§ ABOUT THIS EXERCISE
From the records below, determine the number of lines containing "scene". Output that number alone.

§ INFORMATION
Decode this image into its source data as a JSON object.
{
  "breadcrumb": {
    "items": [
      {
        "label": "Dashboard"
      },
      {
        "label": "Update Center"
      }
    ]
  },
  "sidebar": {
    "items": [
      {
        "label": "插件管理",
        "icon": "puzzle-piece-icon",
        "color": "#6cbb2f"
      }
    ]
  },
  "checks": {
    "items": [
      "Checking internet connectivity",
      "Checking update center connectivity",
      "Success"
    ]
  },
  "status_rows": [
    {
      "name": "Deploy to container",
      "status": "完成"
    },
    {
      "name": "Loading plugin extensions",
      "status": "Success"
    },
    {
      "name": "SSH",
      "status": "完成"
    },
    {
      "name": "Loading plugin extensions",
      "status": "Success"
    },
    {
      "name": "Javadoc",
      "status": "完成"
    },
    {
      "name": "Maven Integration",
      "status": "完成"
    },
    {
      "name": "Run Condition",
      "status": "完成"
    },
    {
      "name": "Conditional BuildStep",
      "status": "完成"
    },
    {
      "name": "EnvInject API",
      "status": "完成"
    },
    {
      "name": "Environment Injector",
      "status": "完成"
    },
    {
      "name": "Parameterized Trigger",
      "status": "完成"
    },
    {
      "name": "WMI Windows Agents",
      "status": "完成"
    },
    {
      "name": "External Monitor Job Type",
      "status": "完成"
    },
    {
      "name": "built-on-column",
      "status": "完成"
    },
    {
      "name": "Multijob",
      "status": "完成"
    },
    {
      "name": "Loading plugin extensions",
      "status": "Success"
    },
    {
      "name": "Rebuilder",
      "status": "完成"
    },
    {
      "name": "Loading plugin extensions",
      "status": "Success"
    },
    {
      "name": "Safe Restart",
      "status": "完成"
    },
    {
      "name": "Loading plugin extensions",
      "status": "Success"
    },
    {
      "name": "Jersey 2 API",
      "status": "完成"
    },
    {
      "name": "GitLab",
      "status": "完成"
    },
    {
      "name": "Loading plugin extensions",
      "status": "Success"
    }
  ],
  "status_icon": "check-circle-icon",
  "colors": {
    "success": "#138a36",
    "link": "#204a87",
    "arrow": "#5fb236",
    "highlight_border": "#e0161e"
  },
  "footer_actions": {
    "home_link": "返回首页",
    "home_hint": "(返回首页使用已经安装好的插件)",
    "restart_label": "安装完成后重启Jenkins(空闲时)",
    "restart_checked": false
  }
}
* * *
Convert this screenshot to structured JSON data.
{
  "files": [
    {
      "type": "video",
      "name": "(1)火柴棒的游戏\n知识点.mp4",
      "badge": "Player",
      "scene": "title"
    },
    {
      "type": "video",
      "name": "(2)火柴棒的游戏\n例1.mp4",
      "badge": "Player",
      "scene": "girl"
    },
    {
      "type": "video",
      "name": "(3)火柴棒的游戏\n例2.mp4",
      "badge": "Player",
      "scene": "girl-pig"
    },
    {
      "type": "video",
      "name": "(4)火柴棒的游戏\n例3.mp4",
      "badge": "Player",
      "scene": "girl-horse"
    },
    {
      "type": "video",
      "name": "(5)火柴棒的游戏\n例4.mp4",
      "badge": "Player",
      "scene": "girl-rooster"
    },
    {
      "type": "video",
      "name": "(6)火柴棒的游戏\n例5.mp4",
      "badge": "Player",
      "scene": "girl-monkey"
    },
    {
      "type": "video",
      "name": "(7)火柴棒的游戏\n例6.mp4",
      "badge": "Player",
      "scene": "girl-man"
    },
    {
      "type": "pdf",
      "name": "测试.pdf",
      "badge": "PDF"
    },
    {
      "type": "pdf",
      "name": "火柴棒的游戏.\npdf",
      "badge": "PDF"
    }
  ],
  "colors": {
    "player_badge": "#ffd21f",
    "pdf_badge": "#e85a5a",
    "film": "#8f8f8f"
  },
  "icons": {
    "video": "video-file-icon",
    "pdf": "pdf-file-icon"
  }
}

§ EXPECTED ANSWER
7